Episode 4: Dark Room
We have arrived at episode 4, nearing the end of the season and who knows, perhaps this episode contains the major climax for the arc. I say this without assurance because episode 3 had such an unexpected cliffhanger that I didn’t think it was possible to get me again. I was wrong. That being said I need to come right out and say I was a little unimpressed overall with episode 4, proving that the warning I gave in the first episode’s review may have actually come to fruition. Whereas episodes 2 and especially three can begin to fork based off of your choices and possibly even suggest that two playthroughs is more of a recommendation rather than an option, episode 4 is forcing you down a corridor. Granted, it’s a well calculated corridor that presents itself with the illusion of choice, but I’ve seen this trick before in The Walking Dead series from Telltale and without sounding catty, I thought Dontnod was above that. There’s a decent amount of substance here still, with the story having easily its highest moment yet as the episode closes and again there are some strong emotional scenes that make up a very heavy episode. One thing I do find a bit troubling is the fact that as certain plots unfold, others are left almost unmentioned, which nets a lot of catch up, wrap up, and resolution required for the fifth and final episode. I’m just hoping that it remains as interactive as the others have been and doesn’t become the 90 minute ending of Metal Gear Solid 4. Dontnod has yet to convince me they don’t know how to craft a story and without a doubt they know how to catch my interest, here’s hoping the ending stands as strongly as the jaw-dropping cliffhangers of previous episodes.
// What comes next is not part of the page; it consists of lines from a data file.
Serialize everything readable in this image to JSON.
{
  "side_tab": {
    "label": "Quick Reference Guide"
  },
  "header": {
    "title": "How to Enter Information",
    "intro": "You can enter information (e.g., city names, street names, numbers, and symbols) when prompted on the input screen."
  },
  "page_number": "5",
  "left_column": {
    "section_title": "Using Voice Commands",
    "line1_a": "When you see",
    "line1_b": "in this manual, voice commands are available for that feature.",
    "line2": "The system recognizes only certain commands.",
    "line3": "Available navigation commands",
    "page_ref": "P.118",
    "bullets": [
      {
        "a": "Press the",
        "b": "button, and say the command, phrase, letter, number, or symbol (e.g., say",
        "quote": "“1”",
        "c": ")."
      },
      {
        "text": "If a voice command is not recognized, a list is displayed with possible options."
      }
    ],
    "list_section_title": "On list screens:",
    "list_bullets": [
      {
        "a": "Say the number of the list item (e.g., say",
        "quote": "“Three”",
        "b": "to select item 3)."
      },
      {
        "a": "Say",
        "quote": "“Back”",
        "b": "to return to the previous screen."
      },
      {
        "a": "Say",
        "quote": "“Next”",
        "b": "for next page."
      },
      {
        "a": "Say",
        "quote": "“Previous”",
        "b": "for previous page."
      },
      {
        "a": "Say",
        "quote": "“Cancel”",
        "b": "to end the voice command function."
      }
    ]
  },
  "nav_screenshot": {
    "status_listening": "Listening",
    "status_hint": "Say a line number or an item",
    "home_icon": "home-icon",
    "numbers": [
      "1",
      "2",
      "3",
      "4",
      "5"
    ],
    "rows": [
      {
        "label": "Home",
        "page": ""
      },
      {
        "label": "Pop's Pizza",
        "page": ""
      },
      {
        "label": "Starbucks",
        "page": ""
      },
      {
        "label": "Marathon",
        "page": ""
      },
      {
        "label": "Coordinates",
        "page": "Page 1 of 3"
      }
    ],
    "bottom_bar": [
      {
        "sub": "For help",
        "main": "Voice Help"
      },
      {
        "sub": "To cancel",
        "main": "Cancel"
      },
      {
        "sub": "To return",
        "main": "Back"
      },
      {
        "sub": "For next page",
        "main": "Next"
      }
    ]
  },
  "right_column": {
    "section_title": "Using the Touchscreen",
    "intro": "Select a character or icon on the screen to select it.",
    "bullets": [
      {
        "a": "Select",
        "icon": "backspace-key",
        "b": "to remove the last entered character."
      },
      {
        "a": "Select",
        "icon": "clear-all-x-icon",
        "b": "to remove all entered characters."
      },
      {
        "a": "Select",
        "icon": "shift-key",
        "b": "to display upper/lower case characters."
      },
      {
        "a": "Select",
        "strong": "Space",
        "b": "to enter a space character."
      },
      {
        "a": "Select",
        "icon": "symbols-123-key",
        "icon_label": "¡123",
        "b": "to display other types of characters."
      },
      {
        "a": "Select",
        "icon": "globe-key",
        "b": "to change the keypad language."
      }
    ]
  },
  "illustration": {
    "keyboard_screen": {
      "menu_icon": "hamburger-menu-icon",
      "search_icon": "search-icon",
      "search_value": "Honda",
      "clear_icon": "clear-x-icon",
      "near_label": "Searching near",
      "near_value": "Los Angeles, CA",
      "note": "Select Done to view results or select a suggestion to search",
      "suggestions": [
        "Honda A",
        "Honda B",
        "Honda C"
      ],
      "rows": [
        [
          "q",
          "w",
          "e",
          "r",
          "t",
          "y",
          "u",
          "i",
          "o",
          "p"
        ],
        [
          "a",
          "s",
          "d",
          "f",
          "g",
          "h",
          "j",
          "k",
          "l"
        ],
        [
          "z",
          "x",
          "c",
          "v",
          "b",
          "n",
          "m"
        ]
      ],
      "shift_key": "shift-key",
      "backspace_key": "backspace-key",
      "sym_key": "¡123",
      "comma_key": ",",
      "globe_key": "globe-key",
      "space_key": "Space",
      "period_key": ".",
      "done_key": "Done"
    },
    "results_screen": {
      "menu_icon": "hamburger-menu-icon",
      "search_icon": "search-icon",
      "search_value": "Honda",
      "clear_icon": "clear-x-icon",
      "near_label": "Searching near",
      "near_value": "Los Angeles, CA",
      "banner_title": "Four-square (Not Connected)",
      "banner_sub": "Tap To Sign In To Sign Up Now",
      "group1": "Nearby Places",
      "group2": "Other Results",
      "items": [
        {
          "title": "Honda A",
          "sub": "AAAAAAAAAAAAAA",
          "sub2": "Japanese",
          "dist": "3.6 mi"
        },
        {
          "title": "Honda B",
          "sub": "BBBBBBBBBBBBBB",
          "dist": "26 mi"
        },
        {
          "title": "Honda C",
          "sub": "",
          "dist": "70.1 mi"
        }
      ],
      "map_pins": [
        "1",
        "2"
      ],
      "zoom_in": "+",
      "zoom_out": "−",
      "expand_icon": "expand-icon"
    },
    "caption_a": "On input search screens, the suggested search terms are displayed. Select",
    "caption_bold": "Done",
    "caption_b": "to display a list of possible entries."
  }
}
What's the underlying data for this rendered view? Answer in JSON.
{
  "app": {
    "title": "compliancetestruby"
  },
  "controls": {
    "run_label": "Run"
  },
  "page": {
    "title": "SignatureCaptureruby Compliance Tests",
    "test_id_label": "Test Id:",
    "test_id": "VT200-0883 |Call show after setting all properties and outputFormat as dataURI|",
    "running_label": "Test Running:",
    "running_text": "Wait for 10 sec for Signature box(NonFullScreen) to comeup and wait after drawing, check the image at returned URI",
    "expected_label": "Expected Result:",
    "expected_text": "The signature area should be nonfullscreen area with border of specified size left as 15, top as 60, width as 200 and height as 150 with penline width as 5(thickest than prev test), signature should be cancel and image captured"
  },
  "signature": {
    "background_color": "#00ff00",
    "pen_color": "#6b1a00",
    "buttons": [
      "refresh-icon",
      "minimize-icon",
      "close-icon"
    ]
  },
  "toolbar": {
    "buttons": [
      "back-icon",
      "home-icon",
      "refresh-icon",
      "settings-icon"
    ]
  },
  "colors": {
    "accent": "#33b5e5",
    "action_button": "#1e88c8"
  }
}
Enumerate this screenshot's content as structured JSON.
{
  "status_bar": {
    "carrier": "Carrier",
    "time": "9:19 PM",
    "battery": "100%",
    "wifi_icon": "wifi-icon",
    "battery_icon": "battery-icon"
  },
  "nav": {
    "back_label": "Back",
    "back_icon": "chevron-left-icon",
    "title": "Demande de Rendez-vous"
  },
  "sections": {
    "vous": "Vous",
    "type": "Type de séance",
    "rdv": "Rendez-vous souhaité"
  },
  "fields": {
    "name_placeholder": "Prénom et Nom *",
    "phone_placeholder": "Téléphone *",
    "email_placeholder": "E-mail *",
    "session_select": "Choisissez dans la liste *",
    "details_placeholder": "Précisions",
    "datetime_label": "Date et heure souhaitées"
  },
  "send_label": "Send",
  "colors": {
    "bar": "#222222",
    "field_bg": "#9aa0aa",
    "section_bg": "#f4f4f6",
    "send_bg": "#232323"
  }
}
One of the most common questions I have been asked in regards to fighting games is, “why is Street Fighter II a sequel? Where is Street Fighter?” An understandable question, especially when you consider that the original Street Fighter was released in arcades a whopping four years later, plays completely different from its sequel, and was called Fighting Street in its only US console release (on the Turbografx-CD no less). If you’re a fan of Street Fighter II, the concept of getting to see where the series starts is tempting to say the least (and now completely possible without expensive hardware thanks to the virtual console and Capcom Collection), but you’ll soon find that Street Fighter is much more of a proof of concept rather than a fighting game that pre-dates the record setting sequel.
Writers Notes: In an attempt to make my comeback in game reviewing I wanted to get nostalgic again and revisit the first video game review I ever wrote. But since film and game developers seem to love to remaster everything, I thought I would jump on that bandwagon and re work my old review. Enjoy and hopefully you will see more content from me soon. Today I am going to revisit the 16-bit hit Shadows of the Beast II on the Sega Mega Drive developed by Reflections Interactive and published by the late Psygnosis. I decided to return once again to this brutally challenging game and see if I still remember how to play through what is a relatively short experience (if you know what you are doing).